BEGIN The data

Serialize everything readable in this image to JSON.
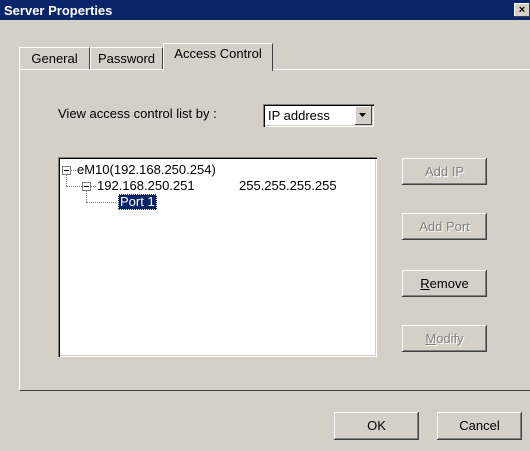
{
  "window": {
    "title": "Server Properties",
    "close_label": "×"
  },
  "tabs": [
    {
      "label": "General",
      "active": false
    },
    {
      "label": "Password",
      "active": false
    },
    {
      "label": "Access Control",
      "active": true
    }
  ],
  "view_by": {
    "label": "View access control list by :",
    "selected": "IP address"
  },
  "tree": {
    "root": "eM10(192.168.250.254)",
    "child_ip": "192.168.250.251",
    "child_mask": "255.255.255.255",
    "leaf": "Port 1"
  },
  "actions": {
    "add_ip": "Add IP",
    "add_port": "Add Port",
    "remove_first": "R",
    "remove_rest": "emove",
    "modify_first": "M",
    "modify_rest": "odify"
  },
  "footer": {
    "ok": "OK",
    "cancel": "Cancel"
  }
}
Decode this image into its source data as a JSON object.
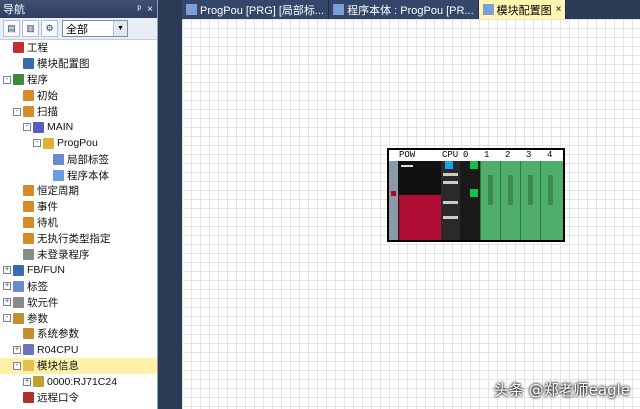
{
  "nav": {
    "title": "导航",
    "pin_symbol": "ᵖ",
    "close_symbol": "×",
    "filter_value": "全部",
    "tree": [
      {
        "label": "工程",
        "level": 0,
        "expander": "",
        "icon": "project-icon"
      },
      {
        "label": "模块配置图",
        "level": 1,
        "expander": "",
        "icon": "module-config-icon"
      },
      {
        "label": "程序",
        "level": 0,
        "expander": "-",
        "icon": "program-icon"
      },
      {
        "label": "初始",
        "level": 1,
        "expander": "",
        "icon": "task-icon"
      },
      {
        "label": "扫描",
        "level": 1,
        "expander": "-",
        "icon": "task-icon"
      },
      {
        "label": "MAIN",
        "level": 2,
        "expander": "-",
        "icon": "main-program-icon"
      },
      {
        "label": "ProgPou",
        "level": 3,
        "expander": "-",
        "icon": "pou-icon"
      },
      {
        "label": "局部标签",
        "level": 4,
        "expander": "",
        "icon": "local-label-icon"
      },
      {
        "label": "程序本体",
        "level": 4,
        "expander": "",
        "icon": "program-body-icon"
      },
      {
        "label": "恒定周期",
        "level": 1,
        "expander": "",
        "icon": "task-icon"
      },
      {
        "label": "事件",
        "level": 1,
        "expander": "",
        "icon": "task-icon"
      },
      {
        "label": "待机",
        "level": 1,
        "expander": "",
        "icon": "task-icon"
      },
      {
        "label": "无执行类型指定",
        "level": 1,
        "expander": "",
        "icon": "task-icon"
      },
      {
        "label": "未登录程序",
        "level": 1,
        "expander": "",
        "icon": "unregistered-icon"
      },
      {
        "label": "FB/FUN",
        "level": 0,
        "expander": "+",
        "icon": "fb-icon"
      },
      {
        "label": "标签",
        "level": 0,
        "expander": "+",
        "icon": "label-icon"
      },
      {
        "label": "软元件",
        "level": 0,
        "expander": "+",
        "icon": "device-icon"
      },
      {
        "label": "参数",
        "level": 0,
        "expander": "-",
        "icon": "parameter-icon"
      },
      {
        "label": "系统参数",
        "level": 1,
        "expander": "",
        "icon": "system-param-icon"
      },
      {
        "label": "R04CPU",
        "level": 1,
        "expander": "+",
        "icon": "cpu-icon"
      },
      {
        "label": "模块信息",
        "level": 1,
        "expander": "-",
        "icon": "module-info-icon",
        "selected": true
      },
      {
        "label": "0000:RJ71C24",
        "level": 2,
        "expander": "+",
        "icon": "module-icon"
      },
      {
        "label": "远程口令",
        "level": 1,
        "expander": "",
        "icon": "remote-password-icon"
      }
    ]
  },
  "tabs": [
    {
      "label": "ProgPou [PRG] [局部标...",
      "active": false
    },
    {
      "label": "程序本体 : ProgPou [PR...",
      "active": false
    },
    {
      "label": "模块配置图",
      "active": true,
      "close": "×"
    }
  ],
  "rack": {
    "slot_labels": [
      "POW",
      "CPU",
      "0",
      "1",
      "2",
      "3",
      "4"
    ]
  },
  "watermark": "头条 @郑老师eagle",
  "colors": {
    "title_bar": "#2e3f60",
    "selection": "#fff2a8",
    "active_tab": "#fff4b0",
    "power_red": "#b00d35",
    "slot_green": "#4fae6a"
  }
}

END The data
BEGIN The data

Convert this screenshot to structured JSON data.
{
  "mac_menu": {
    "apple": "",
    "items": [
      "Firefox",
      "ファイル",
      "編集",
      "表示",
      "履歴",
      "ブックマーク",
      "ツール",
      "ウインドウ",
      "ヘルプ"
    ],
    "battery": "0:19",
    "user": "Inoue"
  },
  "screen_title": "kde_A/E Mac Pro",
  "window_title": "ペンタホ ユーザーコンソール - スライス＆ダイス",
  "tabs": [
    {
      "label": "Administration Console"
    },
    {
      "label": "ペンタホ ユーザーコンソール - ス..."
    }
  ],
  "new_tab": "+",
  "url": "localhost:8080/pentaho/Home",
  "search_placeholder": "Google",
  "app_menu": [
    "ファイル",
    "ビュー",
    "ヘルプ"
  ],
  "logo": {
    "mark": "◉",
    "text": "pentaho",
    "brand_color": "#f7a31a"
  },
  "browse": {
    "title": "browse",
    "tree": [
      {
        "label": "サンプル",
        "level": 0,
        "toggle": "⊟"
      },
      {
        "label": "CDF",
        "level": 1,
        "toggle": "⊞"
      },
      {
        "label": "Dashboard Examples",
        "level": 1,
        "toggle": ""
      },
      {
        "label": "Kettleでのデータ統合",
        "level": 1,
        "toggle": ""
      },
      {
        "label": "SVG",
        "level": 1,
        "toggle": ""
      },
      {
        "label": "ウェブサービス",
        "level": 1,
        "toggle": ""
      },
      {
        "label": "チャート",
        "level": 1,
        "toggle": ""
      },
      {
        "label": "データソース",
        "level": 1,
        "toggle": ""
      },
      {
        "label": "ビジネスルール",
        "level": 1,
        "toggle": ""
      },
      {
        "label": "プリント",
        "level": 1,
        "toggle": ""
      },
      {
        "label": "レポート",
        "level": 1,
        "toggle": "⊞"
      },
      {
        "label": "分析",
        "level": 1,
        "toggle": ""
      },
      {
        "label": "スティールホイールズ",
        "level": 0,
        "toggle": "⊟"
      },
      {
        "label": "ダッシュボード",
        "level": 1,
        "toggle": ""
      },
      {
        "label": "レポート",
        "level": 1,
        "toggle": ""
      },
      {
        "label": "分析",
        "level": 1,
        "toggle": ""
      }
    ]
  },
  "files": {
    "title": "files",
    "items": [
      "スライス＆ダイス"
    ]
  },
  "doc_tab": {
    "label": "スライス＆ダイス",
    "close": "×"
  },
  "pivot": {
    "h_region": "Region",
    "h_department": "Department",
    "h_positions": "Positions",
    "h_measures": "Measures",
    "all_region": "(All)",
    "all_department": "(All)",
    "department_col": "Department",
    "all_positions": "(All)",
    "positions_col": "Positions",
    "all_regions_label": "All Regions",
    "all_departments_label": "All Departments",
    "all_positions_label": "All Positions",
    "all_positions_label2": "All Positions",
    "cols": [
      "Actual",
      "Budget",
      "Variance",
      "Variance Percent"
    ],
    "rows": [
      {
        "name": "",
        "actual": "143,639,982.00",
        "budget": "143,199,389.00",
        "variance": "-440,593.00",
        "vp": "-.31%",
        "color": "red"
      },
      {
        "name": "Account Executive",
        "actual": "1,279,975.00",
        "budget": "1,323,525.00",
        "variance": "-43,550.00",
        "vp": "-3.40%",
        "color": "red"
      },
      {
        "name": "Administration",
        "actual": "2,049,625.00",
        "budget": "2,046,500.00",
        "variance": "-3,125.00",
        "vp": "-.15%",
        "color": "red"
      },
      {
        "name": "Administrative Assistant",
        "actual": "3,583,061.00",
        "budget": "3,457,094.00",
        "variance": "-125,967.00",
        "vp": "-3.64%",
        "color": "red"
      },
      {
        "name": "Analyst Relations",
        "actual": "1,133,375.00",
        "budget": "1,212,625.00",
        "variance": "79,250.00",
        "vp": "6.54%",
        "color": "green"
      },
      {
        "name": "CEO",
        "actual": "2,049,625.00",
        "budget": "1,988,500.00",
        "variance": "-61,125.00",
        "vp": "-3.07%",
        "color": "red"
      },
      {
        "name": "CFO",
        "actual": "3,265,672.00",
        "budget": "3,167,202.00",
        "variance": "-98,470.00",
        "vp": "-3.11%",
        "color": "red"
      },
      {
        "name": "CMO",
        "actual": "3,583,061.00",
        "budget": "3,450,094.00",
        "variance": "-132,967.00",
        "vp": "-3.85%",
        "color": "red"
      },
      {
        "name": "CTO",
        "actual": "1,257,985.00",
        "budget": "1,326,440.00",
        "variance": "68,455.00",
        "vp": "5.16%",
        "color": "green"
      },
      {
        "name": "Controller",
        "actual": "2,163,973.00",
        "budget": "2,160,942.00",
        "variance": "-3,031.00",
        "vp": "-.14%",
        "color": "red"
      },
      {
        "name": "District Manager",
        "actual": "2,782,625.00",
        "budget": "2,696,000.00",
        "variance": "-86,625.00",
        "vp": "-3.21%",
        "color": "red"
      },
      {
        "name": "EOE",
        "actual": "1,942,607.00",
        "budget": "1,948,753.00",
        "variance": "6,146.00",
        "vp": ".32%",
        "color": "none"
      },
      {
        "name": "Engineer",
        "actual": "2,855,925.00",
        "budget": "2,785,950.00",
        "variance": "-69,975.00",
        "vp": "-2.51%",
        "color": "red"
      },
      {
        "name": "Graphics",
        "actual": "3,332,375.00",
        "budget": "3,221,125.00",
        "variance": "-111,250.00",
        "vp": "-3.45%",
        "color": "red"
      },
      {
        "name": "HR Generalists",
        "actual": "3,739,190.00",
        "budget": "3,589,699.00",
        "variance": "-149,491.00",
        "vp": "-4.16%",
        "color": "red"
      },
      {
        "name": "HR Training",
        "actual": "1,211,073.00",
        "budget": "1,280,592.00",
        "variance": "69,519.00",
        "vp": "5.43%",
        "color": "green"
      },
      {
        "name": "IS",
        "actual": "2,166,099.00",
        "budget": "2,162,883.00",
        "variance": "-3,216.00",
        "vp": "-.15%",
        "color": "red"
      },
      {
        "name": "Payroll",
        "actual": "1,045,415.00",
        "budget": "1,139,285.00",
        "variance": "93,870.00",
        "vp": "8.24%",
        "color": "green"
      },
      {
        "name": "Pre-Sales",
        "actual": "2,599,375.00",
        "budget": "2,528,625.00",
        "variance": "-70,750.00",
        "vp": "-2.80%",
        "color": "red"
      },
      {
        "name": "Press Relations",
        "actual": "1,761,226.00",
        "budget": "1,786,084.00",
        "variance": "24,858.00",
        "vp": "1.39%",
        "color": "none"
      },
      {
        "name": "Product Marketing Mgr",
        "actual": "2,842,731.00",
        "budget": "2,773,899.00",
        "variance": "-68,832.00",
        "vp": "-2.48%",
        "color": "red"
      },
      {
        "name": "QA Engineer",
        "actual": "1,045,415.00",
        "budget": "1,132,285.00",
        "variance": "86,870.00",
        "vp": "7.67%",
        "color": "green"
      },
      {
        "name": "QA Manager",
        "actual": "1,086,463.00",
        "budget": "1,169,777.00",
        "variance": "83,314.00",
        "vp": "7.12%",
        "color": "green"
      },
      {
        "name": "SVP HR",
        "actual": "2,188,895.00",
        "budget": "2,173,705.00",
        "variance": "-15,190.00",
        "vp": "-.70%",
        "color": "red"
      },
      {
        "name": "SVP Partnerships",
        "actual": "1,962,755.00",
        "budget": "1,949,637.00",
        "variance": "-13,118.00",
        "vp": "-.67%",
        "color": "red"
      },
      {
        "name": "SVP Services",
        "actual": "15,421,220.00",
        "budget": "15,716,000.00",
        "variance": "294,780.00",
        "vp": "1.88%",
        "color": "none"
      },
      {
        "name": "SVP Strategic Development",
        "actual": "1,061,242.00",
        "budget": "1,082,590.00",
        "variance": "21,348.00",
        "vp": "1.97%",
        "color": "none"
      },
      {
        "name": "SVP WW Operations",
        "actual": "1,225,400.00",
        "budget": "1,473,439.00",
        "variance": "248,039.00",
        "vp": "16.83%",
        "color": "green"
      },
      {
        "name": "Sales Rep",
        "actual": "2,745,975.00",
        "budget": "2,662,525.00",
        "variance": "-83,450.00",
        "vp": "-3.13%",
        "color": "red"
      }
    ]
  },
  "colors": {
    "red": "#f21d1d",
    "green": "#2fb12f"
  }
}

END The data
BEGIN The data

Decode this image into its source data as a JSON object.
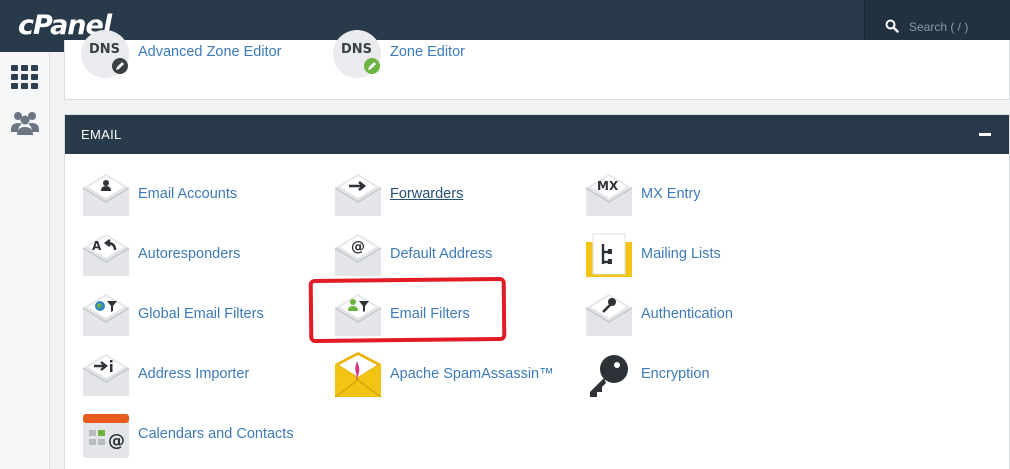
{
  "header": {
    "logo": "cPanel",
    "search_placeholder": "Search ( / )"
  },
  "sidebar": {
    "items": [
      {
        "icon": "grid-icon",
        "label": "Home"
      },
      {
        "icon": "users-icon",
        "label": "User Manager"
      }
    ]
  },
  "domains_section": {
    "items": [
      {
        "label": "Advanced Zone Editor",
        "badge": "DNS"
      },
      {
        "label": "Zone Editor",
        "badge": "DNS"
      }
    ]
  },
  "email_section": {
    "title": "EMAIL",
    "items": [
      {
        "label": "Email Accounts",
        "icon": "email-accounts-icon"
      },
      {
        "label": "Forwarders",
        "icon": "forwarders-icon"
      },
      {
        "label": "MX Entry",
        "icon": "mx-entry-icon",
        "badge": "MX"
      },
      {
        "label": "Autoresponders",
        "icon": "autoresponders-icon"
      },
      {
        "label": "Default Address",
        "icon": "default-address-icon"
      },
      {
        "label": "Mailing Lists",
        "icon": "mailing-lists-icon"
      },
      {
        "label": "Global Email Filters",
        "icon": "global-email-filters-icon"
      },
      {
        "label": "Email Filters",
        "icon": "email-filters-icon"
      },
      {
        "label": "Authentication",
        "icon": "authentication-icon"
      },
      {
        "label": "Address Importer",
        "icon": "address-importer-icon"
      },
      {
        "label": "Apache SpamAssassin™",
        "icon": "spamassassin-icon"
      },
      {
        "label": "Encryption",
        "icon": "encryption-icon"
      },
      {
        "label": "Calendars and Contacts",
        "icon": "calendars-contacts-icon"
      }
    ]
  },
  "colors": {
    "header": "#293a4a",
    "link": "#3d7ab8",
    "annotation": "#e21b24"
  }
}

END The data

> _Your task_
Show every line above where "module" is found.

> _Answer_
        "icon": "module-config-icon"
        "icon": "module-info-icon",
        "icon": "module-icon"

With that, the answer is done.